My research aims to give abilities back to people living with a neurological injury or disease. Throughout my time as a postdoc at Caltech, I developed a new, less invasive method for high performance brain-computer interfacing or “BCI” based on ultrasound. I’m a Scientist at Convergent Research, BCI Strategist at AE Studio, and a visiting affiliate at Caltech. I trained as an NSF graduate research fellow in mechanical and aerospace engineering, but got my start in solid state physics and mechatronics...

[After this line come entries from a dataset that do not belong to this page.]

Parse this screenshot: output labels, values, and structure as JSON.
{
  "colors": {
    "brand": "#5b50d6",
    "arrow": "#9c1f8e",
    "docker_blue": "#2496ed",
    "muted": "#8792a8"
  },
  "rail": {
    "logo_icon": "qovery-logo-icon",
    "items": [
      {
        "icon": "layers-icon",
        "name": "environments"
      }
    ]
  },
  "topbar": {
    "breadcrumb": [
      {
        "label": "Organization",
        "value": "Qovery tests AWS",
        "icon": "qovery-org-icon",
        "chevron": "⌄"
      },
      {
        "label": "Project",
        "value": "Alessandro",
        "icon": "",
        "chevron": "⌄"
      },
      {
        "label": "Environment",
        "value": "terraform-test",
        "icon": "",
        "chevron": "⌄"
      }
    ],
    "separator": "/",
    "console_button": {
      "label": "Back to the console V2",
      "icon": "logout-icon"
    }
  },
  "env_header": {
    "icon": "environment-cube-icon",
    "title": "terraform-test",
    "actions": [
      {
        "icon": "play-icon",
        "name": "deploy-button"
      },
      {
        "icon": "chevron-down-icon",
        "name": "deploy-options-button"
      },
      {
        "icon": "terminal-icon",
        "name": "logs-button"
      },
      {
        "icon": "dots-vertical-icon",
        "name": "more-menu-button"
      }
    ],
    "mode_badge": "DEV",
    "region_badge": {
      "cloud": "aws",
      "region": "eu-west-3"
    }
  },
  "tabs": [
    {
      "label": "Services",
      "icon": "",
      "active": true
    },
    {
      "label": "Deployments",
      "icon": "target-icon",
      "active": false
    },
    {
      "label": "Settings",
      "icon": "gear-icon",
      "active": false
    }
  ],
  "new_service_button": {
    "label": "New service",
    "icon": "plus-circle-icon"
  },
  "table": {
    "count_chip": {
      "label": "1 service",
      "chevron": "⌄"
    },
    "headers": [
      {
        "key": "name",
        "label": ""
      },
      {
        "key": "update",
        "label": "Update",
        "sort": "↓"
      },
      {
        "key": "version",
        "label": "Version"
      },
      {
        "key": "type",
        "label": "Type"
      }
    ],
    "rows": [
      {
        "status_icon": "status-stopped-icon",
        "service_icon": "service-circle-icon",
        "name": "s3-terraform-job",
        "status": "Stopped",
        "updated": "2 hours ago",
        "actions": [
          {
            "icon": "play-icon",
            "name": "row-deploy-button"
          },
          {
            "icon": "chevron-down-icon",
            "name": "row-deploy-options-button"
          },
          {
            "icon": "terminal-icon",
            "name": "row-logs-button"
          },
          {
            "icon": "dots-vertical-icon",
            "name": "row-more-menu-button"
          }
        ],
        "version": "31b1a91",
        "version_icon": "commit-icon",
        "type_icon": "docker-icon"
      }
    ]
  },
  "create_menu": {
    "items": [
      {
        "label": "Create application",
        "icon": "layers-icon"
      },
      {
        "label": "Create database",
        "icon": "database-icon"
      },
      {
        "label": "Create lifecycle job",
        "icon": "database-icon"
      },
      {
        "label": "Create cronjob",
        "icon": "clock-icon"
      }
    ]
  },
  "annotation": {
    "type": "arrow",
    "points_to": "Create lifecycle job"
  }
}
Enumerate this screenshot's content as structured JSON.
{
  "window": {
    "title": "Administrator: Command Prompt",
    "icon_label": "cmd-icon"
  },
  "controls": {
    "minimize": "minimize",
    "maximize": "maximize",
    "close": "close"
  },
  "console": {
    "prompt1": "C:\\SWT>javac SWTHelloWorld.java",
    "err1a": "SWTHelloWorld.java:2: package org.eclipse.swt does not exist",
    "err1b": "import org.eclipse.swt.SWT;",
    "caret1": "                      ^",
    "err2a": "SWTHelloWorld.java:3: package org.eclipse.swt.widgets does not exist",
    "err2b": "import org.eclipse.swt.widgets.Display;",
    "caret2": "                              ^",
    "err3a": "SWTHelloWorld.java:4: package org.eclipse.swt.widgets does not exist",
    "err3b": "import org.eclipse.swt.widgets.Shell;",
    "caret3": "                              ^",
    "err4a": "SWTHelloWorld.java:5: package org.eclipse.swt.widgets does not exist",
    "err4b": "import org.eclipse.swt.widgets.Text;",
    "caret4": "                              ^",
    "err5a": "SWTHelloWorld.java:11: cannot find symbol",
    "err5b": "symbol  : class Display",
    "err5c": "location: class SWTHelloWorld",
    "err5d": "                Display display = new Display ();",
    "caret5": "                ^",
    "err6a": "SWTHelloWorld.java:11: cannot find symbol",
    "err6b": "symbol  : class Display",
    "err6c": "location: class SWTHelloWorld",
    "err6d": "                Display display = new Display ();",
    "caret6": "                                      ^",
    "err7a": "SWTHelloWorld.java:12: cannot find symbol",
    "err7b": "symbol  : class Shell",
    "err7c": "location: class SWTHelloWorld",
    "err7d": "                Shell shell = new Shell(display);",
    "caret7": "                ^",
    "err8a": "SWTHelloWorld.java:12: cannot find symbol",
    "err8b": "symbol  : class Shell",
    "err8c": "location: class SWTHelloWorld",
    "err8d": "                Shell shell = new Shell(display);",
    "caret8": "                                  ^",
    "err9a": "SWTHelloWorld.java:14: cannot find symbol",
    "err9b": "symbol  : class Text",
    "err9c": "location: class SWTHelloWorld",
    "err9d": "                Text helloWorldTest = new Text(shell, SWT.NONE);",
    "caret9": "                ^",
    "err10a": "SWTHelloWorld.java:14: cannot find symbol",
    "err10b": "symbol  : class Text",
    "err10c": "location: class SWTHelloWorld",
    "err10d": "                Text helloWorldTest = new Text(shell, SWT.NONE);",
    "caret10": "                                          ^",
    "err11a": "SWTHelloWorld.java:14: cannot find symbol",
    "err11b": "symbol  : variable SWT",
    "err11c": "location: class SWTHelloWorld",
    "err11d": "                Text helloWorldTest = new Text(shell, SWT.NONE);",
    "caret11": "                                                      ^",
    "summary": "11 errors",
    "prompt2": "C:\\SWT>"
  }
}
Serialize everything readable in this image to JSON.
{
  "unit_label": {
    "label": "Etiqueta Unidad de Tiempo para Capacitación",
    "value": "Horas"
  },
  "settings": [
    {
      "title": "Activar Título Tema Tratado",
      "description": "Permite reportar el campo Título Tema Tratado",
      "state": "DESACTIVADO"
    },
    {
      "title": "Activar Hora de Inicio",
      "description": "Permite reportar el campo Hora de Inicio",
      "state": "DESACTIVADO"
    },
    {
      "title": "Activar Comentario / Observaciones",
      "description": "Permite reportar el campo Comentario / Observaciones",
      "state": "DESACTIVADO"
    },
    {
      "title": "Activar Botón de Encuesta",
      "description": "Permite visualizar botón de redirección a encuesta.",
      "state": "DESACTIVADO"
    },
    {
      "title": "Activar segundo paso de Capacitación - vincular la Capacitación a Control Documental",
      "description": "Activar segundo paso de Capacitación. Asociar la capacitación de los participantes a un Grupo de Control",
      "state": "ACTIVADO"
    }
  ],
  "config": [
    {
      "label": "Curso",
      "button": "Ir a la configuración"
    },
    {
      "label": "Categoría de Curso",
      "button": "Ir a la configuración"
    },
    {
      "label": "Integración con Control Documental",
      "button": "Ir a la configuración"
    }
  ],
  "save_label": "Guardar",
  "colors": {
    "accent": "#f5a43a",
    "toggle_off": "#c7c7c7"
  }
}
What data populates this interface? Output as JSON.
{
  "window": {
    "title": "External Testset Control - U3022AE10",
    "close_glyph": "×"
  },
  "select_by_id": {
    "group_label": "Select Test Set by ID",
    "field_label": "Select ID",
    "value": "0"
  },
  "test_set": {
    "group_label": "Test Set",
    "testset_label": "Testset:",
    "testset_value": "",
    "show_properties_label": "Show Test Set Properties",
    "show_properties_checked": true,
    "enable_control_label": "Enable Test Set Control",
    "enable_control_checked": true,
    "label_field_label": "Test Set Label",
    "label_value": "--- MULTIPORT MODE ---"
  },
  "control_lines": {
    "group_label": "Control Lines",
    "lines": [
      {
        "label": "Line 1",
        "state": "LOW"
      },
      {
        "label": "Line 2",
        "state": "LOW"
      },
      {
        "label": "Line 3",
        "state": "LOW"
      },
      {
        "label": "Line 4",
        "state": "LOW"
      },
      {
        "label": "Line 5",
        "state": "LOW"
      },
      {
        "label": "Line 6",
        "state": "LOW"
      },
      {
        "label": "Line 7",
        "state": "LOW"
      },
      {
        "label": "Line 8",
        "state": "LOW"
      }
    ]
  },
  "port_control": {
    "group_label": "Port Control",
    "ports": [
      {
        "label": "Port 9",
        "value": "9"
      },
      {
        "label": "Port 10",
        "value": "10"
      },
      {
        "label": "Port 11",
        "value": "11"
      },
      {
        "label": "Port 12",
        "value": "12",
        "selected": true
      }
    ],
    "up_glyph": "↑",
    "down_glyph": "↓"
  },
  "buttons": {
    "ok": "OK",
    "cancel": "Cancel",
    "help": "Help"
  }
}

This talk summary discusses the capabilities of brain-computer interfaces (BCIs) in the context of whole brain emulation (WBE). The speaker introduces three versions of WBE: weak, moderate, and strong, with the strong version encompassing whole brain intelligence and consciousness. BCIs are crucial in achieving whole brain functional emulation (WBF), as they enable the gathering of information from multiple channels, although this is still far from the number of neurons in the brain. The speaker then explores the bottom-up and top-down approaches to WBE, with bottom-up focusing on scaling up from the neuron or sub-neuron level and top-down using techniques like functional MRI to observe the whole brain. Both approaches have their challenges, such as scalability and achieving single neuron resolution. The speaker also mentions the progress BCIs have made in neuroprosthetics but highlights the need for improved electrode technology to cover a significant portion of the human cortex. The development of minimally invasive long-lasting brain implants and the use of ultrasound for brain imaging are also discussed. Finally, the speaker acknowledges the technological challenges involved in developing ultrasound-enabled brain imaging.